    I've heard this question asked before but no one had an answer so I'll ask it again. Why don't we just modify a bunch of F-15's with the P&W F-119 engine? We could still have a few F-22's to go in before all the air defenses were eliminated and stealth was needed and we would have the cheaper F-15's with their new and more powerful engines and greater endurance to take on the role of workhorse fighter.
  13. Bowdenja

    Bowdenja Active Member

    Hey Will,

    It won't work simply because of A. It ain't a big purty NEW toy with NEW neato stuff on/in it, and B. It's too good of an idea and would be a smart money/time saving thing to do! C. Somebody won't get as big a kick-back as adding three more 22's to the pot!

    TheF-15 is NOT ready for retirement, and WILL with the right pilot (USAF trained) wup-up on ANY THREE THINGs with wings on em sent up against it. And that's not even getting the wingman involved!:grin:

    Alex... they had to eat them words on the "old" A-10 when the missles started flying and there wasn't anything that had the time weapons and eyeballs to track em down. Another case of no pointy nose, no purty RAM skin, and no Mach number attached! I wish the Marines would take ever last one of them Hogs and put em to good use, putting a 30mm on somebody putting IEDs down next to the road.

    I'll shut up now........

  14. Bowdenja

    Bowdenja Active Member

    Ash.......wished I coulda been on one of them tours.
  15. mikew

    mikew Member

    They must have disposed of the A-10 VERY recently, because this very morning there were 3 squadrons of active duty A-10s right here at DM (well, two anyway- one of them was deployed overseas).

    EC-130H Compass Call
    Davis Monthan AFB, AZ
  16. Huey

    Huey Member

    last year, i witnessed several times, A-10s flying above our camp in Ghazni... doing some beautiful manuevers that left me a lasting impression. i was wondering at that time how they can ever imagine of retiring these planes. it was around 5:30 pm and the boys were still up there hovering above our camp and the nearby PRT camp... sending a strong message to those who would dare attack both camps not to mess with us as they will pounce on them. its like having two hawks up there watching over us.

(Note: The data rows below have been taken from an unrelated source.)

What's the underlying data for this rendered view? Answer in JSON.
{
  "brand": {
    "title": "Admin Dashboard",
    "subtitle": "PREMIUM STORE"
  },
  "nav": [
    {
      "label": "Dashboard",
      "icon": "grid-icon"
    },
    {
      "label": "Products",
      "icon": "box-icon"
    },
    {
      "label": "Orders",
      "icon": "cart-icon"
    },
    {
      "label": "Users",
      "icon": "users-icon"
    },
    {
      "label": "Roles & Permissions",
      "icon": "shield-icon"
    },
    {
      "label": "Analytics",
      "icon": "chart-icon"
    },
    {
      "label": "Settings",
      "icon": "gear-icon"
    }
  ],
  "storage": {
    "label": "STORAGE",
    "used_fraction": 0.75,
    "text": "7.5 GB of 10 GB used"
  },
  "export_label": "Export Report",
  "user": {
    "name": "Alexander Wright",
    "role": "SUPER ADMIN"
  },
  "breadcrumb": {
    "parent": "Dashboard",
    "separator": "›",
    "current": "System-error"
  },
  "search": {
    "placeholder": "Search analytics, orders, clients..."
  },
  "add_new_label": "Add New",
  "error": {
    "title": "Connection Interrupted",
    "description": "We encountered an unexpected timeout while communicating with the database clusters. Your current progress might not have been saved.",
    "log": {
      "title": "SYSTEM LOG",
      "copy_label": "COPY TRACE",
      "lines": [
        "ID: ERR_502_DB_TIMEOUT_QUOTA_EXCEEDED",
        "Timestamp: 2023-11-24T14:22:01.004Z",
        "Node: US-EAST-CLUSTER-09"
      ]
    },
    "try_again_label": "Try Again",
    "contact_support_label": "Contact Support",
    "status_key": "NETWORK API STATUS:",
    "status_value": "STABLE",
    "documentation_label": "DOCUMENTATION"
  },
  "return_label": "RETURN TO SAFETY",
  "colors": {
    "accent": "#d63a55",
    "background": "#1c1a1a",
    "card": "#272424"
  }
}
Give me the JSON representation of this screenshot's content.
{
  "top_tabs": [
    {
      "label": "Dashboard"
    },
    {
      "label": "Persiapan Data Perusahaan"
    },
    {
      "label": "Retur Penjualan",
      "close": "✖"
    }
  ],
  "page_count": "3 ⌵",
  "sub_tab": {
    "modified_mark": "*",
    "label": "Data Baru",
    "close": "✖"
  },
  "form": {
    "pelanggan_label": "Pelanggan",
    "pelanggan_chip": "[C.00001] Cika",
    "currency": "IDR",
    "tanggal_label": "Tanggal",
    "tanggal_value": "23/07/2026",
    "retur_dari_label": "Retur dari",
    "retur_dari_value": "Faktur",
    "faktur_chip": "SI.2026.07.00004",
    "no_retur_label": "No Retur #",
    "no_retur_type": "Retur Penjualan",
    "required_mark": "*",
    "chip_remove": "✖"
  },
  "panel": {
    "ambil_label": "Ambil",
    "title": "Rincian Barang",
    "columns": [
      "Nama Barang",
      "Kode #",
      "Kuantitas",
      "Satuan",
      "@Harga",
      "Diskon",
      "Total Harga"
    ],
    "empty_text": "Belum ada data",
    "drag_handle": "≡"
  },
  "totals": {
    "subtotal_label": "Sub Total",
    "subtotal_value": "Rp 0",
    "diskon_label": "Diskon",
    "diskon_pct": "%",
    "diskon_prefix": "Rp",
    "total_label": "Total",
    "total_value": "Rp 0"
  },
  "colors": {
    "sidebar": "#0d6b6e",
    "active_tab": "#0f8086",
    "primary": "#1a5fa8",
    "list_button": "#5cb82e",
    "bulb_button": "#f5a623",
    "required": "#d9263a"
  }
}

    it will be a bad move to retire these planes just for a single type of multi-role aircraft. the pyschological impact of B-52s on a bombing run is like raining death over the terrorist which i don't think any aircraft can provide.
  17. Getter1

    Getter1 Active Member

  18. Texman

    Texman Guest


    As an A-10 crew chief, I can tell you that they are still out there, doing
    an even better job than ever before!

  19. Willja67

    Willja67 Member

    This discussion has quite a bit of irony in it doesn't it? Since when has the government done things in a practical manner? If it were a matter of best choice we shouldn't even have the F-22, it should be the F-23 Blackwidow that we should be discussing. The only performance category that the F-22 was superior was in low speed handling.

    The YF-23 was stealthier and faster and probably better in one or two other categories as well. The deciding factor ultimately was you guessed it, cost. Lockheed Martin had a better rep for on time and under budget than Northrop Grumman (admittedly Northrop had huge huge cost overruns developing the B-2) so they got the contract. But in the end Lockheed has overrun it's budget and I think are a little behind their proposed schedule. So what was gained? Answer: A pretty good fighter for more than promised but not quite the best we could have gotten for more than promised.
  20. George

    George Member

    Hobby Models 51

    ...It's the early YF-22...but still....

    Attached Files:

    • F22.jpg
      File size:
      16.2 KB

Share This Page